Politically correct speech
This is clearly the wrong time to say the wrong thing.
In the wake of terrorist attacks on the World Trade Center and the Pentagon, we’ve seen some extraordinary public stumbles, quickly followed by calls of condemnation and a flurry of apologies. In the past three weeks alone:
- Immediately after the attack, Jerry Falwell suggested in an appearance on “The 700 Club” that liberal organizations bore some responsibility for the attacks. He said, “I really believe that the pagans, and the abortionists, and the feminists, and the gays and the lesbians who are actively trying to make that an alternative lifestyle, the ACLU, People for the American Way — all of them who have tried to secularize America — I point the finger in their face and say, ‘You helped this happen.’ ” Falwell later apologized.
- Rep. John Cooksey, R-La., made some astonishing remarks in the wake of the attack. “If I see someone comes in that’s got a diaper on his head and a fan belt wrapped around the diaper on his head, that boy needs to be pulled over,” he said.
After widespread criticism, Cooksey issued a boilerplate apology: “If I offended Arab-Americans, I regret my choice of words.”
- Bill Maher, the host of “Politically Incorrect,” lived up to the show’s title in an on-air discussion of whether the terrorists who flew the planes were cowards. Maher contrasted their actions with the U.S. practice of long-range aerial attacks. “We have been the cowards, lobbing cruise missiles from 2,000 miles away,” he said. “That’s cowardly. Staying in the airplane when it hits the building — say what you want about it, it’s not cowardly.” Maher later apologized, saying: “In no way was I intending to say, nor have I ever thought, that the men and women who defend our nation in uniform are anything but courageous and valiant, and I offer my apologies to anyone who took it wrong,” Maher said.
While there were no audible gasps when Maher made his comments, talk radio helped fuel a firestorm of complaints. At least 17 TV stations suspended the show, with some pointing out that it was their First Amendment right to do so. In legal terms, that was certainly true, but surely these station managers understand the First Amendment was expressly designed to protect unpopular speech.
While a backlash for a stupid public comment certainly isn’t rare, there seems to be a special intensity to these attacks. Even the White House chimed in about Maher.
White House spokesman Ari Fleischer denounced the TV host, saying, “There are reminders to all Americans that they need to watch what they say, watch what they do, and that this is not a time for remarks like that. … It never is.” The White House later insisted Fleischer’s cautionary words also were directed toward Cooksey.
Critics of Jerry Falwell sought to punish him by canceling basketball tournaments at his Liberty University. The Virginia High School League has asked its executive director to look for an alternate site.
Of course, there is a fairly obvious explanation for this intensified assault on unpopular speech. It all comes down to fear.

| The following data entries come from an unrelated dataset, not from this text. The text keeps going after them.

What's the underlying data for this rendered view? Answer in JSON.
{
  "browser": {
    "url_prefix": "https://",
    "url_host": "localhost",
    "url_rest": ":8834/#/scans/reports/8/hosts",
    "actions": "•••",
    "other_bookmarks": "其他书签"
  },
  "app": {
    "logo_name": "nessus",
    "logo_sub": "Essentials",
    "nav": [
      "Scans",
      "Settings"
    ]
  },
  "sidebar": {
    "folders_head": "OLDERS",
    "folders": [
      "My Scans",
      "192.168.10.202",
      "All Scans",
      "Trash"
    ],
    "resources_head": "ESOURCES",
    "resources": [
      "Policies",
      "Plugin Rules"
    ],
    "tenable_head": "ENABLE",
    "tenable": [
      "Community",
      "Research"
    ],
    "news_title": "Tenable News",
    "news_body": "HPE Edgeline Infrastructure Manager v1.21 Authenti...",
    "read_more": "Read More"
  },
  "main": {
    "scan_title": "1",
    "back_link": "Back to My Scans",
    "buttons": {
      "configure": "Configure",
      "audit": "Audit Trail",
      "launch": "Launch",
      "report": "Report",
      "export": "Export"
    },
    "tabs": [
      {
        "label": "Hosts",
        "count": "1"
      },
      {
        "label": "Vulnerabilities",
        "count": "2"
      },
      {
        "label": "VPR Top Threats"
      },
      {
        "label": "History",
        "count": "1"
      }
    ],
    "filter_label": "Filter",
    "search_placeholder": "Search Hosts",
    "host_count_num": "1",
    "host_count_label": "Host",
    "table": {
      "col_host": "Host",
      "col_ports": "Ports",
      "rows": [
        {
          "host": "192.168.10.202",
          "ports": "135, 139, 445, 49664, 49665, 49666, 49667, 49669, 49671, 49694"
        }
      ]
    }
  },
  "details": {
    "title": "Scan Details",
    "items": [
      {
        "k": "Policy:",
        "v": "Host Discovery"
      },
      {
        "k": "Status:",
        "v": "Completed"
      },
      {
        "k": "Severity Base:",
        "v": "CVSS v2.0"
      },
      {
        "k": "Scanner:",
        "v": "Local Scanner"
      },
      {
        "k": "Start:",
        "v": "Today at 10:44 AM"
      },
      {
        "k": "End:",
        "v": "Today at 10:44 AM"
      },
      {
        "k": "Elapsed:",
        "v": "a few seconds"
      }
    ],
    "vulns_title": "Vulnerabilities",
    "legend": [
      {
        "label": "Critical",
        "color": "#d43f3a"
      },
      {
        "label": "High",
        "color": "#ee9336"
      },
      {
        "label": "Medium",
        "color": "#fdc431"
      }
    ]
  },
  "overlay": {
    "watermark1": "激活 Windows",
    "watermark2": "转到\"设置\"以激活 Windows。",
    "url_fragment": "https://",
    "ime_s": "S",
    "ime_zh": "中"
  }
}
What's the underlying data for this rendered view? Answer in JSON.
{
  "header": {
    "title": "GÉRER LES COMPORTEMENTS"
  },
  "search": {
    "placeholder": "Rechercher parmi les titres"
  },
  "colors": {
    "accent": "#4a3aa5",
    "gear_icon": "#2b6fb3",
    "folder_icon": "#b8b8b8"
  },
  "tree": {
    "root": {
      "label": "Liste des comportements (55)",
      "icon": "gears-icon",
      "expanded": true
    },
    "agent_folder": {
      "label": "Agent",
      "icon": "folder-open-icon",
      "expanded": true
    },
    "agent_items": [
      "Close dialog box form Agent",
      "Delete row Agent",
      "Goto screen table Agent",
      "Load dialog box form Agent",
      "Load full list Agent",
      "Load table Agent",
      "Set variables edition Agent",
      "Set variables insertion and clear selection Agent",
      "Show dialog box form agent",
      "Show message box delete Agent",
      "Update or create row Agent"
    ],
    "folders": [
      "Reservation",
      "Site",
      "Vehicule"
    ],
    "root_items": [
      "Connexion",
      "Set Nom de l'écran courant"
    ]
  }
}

Americans are both unsettled by the events of the past month and frustrated by our collective inability to immediately avenge these crimes. Clumsy congressmen and unthinking talk-show hosts are tempting targets.
When President Bush spoke to the nation on Sept. 20, he told us that freedom and fear were at war.
He specifically noted that terrorist organizations hate the United States because of our freedoms. They “hate … our freedom of religion, our freedom of speech, our freedom to vote and assemble and disagree with each other.”
That may well be true, but that war between freedom and fear has a flip side. Fear can short-circuit freedom. We can become so concerned about security that we lose sight of the values our nation cherishes most.
In a nation founded on free speech, we have every right to verbally lambaste the Falwells, Mahers and Cookseys of this world. But when we seek to punish them by kicking them off the air or canceling basketball tournaments, we betray our fear.
If it’s important — as Ari Fleischer suggested — to watch what we say, it’s just as important to watch what we don’t say.
America is about robust voices, about people confidently sharing their views and contributing to the marketplace of ideas. Exercising our right to say what we want — no matter how provocative or controversial — is true to the American spirit.
We can’t be afraid to be free.